Ge, Linke, Na, Guangshui, Chen, Chang-Er, Li, Jun, Ju, Maowei, Wang, Ying, Li, Kai, Zhang, Peng, Yao, Ziwei
The Science of the total environment 2016 v.547 pp. 166-172
Vibrio fischeri, aquatic environment, chlorides, dehydrogenation, half life, humic acids, hydroxylation, iron, irradiation, isomerization, latitude, nitrates, photolysis, photooxidation, polycyclic aromatic hydrocarbons, risk, seawater, solar radiation, surface water, toxicity
Hydroxylated polycyclic aromatic hydrocarbons (OH-PAHs) are contaminants of emerging concern in the aquatic environment, so it is of great significance to understand their environmental transformation and toxicity. This study investigated the aqueous photochemical behavior of four OH-PAHs, 9-Hydroxyfluorene (9-OHFL), 2-Hydroxyfluorene, 9-Hydroxyphenanthrene and 1-Hydroxypyrene, under simulated sunlight irradiation (λ>290nm). It was observed that their photodegradation followed the pseudo-first-order kinetics. Based on the determined quantum yields, their calculated solar apparent photodegradation half-lives in surface waters at 45° N latitude ranged from 0.4min for 9-Hydroxyphenanthrene to 7.5×103min for 9-OHFL, indicating that the OH-PAHs would intrinsically photodegrade fast in sunlit surface waters. Furthermore, 9-OHFL as an example was found to undergo direct photolysis, and self-sensitized photooxidation via OH rather than 1O2 in pure water. The potential photoreactions involved photoinduced hydroxylation, dehydrogenation and isomerization based on product identification by GC–MS/MS. 9-OHFL photodegraded slower in natural waters than in pure water, which was attributed to the integrative effects of the most photoreactive species, such as Fe(III), NO3−, Cl− and humic acid.
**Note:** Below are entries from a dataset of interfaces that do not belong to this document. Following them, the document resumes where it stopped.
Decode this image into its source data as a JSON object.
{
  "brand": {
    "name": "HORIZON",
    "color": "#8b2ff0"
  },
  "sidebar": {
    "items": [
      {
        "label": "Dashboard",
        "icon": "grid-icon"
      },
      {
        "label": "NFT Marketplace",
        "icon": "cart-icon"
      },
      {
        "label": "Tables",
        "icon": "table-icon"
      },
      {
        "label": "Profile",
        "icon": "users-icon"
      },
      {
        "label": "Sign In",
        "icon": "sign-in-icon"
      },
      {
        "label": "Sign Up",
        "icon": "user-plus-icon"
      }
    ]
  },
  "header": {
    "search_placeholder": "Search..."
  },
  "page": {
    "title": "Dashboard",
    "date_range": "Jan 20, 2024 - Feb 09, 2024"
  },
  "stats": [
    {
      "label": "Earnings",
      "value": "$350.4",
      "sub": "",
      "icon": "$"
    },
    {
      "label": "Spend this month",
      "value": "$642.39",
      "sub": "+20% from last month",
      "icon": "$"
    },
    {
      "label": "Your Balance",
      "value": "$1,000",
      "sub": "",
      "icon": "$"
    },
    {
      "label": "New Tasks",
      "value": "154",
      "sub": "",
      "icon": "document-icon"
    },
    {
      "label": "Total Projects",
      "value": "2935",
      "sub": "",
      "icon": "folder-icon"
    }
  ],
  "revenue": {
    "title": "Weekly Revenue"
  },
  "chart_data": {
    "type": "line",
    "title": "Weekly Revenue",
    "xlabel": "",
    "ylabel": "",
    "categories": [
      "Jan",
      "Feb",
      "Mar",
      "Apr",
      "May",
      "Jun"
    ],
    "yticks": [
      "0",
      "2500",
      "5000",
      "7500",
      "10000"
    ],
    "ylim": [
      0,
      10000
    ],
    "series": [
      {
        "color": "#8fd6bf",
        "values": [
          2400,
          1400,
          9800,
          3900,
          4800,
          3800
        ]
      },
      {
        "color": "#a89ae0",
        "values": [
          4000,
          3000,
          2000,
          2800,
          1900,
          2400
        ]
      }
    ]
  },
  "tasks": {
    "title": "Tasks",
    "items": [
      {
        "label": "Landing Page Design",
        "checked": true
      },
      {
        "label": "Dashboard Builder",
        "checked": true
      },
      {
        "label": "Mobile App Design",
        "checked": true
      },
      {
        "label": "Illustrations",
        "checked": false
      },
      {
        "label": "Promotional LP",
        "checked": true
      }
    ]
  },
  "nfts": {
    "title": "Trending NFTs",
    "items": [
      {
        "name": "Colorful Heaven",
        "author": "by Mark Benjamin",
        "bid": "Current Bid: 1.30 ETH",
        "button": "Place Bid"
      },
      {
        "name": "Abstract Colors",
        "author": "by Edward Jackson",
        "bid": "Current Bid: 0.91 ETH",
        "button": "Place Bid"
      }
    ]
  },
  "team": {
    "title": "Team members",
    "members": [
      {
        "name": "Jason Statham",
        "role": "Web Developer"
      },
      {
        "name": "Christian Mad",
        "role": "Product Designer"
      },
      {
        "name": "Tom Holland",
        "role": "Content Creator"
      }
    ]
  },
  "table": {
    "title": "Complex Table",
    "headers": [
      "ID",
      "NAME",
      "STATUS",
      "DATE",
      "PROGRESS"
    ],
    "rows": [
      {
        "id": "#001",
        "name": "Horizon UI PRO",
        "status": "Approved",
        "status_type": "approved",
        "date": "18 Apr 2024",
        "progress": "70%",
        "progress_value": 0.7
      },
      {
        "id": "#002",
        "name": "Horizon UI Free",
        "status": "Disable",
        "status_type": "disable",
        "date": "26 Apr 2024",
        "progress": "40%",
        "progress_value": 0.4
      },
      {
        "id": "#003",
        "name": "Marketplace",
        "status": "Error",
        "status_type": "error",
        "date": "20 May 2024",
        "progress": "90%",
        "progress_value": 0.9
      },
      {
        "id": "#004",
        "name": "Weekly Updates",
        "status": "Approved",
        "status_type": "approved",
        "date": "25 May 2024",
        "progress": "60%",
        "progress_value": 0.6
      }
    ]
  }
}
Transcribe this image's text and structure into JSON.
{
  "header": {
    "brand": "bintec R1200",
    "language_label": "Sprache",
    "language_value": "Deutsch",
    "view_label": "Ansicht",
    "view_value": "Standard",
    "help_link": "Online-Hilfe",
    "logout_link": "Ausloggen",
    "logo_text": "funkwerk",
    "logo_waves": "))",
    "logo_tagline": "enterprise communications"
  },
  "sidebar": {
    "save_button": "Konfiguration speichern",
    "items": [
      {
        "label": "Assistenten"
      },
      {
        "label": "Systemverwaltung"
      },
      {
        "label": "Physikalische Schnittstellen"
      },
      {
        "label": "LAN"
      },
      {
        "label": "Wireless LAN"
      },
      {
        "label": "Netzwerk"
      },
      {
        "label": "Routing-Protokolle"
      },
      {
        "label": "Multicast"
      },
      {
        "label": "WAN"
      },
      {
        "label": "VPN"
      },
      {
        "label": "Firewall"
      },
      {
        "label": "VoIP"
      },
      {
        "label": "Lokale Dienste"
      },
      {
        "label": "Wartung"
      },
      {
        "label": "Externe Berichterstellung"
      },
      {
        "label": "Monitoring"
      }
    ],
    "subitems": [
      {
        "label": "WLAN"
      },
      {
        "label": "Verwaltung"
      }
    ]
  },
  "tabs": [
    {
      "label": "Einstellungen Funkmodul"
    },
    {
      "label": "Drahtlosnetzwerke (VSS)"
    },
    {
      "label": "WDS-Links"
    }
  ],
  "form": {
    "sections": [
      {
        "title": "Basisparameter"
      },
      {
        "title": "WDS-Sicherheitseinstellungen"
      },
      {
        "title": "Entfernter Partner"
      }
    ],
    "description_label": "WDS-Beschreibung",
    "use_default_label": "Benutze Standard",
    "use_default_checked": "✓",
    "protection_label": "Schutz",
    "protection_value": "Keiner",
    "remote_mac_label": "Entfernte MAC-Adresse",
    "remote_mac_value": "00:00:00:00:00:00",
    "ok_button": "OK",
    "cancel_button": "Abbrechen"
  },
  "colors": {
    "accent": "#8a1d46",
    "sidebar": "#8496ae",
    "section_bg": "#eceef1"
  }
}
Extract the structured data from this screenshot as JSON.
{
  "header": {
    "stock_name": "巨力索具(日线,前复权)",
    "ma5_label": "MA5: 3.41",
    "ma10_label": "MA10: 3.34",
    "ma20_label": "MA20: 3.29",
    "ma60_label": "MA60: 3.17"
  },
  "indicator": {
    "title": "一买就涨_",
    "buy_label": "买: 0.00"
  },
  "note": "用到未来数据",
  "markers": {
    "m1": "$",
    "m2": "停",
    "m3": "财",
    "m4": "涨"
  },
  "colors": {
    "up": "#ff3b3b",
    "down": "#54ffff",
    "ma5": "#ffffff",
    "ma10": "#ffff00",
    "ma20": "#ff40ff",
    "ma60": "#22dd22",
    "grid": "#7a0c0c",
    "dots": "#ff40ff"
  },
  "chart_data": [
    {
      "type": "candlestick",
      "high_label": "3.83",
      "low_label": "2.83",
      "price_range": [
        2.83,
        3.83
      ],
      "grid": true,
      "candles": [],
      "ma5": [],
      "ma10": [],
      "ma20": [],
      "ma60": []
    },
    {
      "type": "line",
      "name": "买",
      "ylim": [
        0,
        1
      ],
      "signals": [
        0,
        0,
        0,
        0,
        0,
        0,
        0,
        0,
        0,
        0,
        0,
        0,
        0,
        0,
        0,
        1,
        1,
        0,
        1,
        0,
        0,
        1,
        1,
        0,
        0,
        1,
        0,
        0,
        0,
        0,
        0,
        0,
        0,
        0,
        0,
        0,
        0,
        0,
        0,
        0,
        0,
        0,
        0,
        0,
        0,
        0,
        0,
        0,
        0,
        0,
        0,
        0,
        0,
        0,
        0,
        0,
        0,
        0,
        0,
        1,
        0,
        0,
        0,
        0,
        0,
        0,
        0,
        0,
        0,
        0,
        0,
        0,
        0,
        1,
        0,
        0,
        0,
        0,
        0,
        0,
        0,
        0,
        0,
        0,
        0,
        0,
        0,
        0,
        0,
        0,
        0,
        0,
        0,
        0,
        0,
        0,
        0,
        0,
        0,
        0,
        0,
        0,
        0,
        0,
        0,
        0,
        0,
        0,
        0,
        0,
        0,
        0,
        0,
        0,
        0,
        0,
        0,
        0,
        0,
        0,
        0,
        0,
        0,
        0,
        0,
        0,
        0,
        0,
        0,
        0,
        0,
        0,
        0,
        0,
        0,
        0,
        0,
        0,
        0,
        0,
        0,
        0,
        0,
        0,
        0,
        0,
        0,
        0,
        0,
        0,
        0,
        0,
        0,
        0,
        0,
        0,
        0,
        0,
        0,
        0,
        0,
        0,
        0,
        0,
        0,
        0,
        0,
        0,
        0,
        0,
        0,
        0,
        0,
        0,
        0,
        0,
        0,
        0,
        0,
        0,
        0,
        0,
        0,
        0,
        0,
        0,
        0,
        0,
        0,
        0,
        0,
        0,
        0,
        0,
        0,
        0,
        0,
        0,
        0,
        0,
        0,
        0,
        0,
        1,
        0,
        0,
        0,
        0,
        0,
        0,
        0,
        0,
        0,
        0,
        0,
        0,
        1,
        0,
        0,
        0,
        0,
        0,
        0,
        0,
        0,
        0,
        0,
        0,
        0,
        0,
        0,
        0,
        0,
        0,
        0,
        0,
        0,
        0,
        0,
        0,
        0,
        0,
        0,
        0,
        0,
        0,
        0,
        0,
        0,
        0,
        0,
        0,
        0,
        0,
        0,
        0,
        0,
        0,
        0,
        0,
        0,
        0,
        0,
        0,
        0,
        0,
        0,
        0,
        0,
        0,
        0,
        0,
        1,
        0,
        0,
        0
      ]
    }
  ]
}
The photomodified toxicity was further examined using Vibrio fischeri, and it was found that the toxicity of photolyzed 9-OHFL did not decrease significantly (p>0.05) either in pure water or in seawater, implying the comparable or higher toxicity of some intermediates. These results are important for assessing the fate and risks of OH-PAHs in surface waters.